Pattie Lovett-Reid: Some seniors would love to see higher rates
Not everyone is dreading a rate hike.
Seniors who have been savers on a fixed income, not wanting to take on more risk by investing in the market, are in for a little bump in income.
Now it isn’t likely to be a large movement, earnings on savings vehicles are lower than at any other time in recent history, so you will want to shop around.
Here’s the good news: Financial institutions want your money even in a competitive environment. An increase of 25 basis points isn’t much, but in time, an increase as low as one per cent is preferable to losing money in the stock market.
Retirees are often in wealth preservation mode and can tend to park their cash in safe havens such as savings accounts and GICs. Given the miserable rate of return some have waded into the bond market. Now is a good time to ladder your investments to take advantage of potentially higher rates down the road.
If you are a senior looking to create a retirement income stream from an annuity payment, low rates have undercut this strategy in recent years. Low rates equal low payments and many have been discouraged from converting. As rates start to head higher it is time to review your options, stagger your purchases and be comfortable with the financial strength of the organization you decide to do business with. You might want to consider annuitizing only a small portion to cover off fixed costs and take a wait and see in terms of rate movements.

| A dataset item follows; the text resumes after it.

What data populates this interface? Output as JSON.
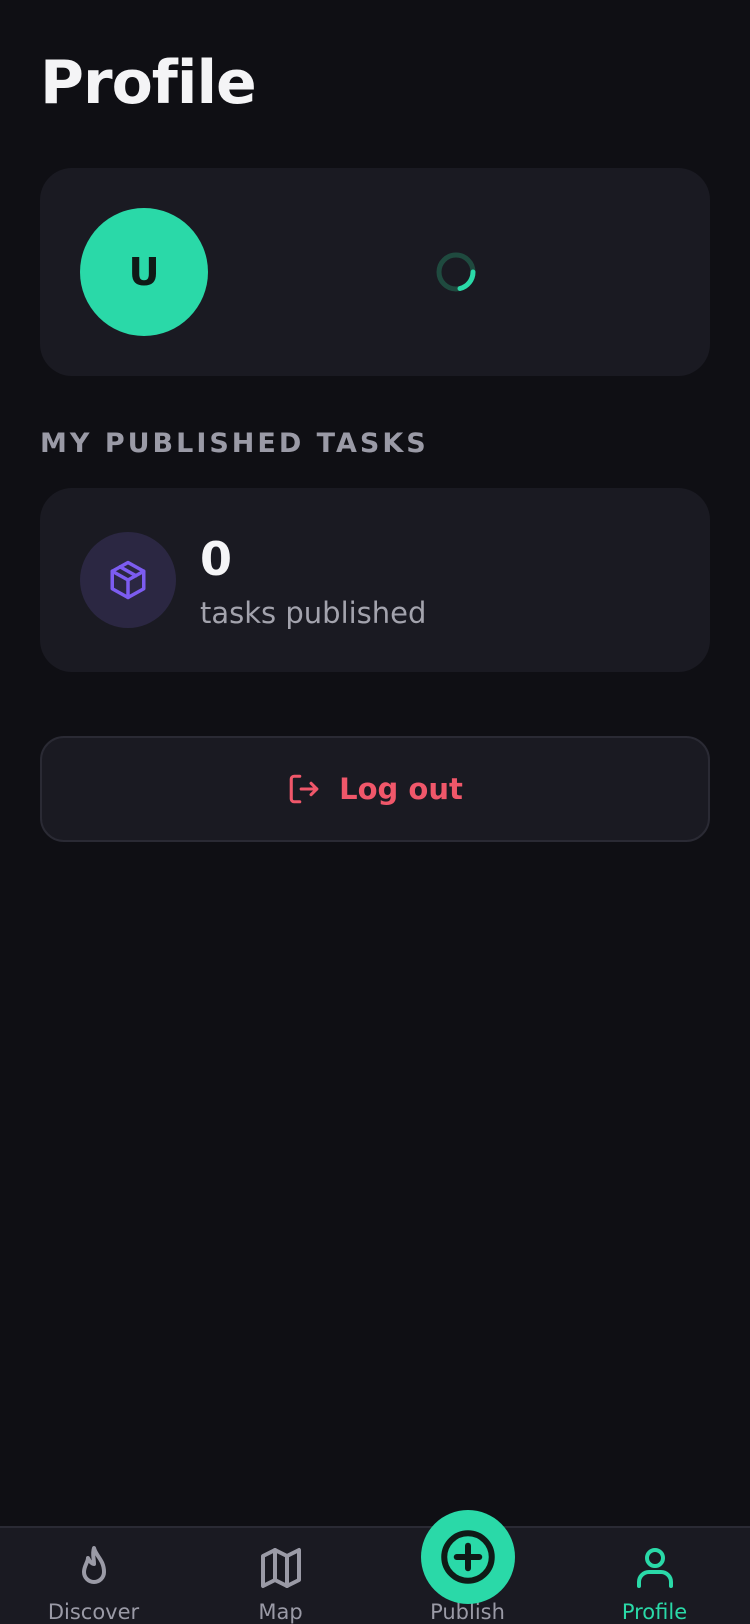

Long-term care insurance helps to cover off age-related health issues that could potentially save you and your family thousands of dollars. Due to this low interest rate environment, premiums have continued to grow. Here’s why: as interest rates fell, insurers saw the return on their investments fall as well. Seniors may have been tempted to delay buying long-term care insurance but that, too, has its risks – you don’t know what tomorrow will bring.
Higher rates might help with the premium costs and be a welcomed relief to seniors.
Finally, there’s one more wildcard for seniors in retirement – inflation.
Clearly inflation isn’t a challenge today sitting at roughly 1.3 per cent, but low rates are intended to encourage borrowing and stimulate the economy.
It appears to have been working, however. “Cheap money” has the risk of setting off inflation. Higher inflation brings with it higher costs not likely to be offset by higher rates paid to seniors.
If the Bank of Canada decides to move rates higher sooner than later there is a better chance of keeping inflation under control. Higher rates and lower inflation help to increase the purchasing power of seniors.